You might have heard about the controversial memo by a Google engineer about diversity that started to make its rounds a few days ago. I won’t summarize it here, as any summary I’ve seen failed to get the author’s points accurately across (no surprise considering the length of the text).
Unlike others, I considered his text as a sincere attempt by a thinking individual to point towards something which he personally perceives as a systemic problem inside Google and the tech industry in general. So when I saw the “quality” and style of the negative reactions, I was… well, not impressed, to put it nicely. In fact, it made me even feel solidarity with the author.
Fortunately, the writer and social scientist Adam Grant today published a compact rebuttal of the memo’s core conclusions, which sets things right. Grant avoids expressions of hot-headed outrage, moral preaching, name calling and denial of scientific facts, while he at the same time presents the available scientific evidence from meta analyses and studies that clearly indicate that the memo’s author most probably overestimates the larger effects of biological/neurological gender differences on girl’s/women’s professional choices in regards to the IT industry. That is to say, he is not wrong about the general scientific foundation that he builds his argumentation on (as it seems to be consensus among researchers in the natural sciences community), but his conclusions are overblown.

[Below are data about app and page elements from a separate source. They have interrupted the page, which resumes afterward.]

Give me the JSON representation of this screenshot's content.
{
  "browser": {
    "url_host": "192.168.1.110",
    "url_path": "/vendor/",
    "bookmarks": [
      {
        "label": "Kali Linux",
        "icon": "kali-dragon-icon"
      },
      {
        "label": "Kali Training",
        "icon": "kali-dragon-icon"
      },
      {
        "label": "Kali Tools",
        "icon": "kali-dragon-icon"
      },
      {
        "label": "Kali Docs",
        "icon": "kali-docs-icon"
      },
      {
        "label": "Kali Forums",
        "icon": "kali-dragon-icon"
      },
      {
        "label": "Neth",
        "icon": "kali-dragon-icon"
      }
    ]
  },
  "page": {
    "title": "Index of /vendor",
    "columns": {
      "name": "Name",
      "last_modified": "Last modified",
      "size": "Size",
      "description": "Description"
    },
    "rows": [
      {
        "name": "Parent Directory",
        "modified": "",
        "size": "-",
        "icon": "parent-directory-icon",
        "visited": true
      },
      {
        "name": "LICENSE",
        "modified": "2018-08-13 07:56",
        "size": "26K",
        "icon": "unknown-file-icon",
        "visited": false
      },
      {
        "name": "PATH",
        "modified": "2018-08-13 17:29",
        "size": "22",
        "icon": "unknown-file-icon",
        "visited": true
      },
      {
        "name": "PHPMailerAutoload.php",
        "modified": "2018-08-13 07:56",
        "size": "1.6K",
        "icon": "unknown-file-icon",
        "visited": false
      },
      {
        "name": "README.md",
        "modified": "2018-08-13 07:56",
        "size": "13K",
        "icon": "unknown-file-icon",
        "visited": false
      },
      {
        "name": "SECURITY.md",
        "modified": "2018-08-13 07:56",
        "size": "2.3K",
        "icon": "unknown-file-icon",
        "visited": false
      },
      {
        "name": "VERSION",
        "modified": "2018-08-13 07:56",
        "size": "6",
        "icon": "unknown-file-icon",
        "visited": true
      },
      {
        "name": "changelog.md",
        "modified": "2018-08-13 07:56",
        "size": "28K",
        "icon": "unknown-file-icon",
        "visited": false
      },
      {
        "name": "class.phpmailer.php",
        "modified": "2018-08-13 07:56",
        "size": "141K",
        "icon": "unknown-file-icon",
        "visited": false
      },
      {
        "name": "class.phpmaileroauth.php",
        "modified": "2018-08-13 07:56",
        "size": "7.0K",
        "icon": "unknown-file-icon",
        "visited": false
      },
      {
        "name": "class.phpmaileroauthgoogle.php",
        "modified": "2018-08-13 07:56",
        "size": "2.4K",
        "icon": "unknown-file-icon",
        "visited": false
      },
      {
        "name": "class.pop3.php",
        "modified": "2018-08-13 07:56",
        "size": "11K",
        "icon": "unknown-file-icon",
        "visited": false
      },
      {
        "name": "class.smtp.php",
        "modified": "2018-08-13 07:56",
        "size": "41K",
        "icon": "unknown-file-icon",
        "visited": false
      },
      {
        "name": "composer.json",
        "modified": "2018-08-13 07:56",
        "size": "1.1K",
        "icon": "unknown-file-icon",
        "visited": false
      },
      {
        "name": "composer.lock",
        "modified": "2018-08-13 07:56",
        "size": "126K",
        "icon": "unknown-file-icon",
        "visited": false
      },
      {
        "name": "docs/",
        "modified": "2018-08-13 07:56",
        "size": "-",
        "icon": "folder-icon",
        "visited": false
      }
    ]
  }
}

In other words, the role of cultural biases is with some large likelihood much more significant, which is why striving for diversity, working to change cultural stereotypes and encouraging more girls/women to become IT professionals/programmers remains a smart and right thing to do.
Personally though, I don’t think at all that the author of the memo should be fired, as some have demanded.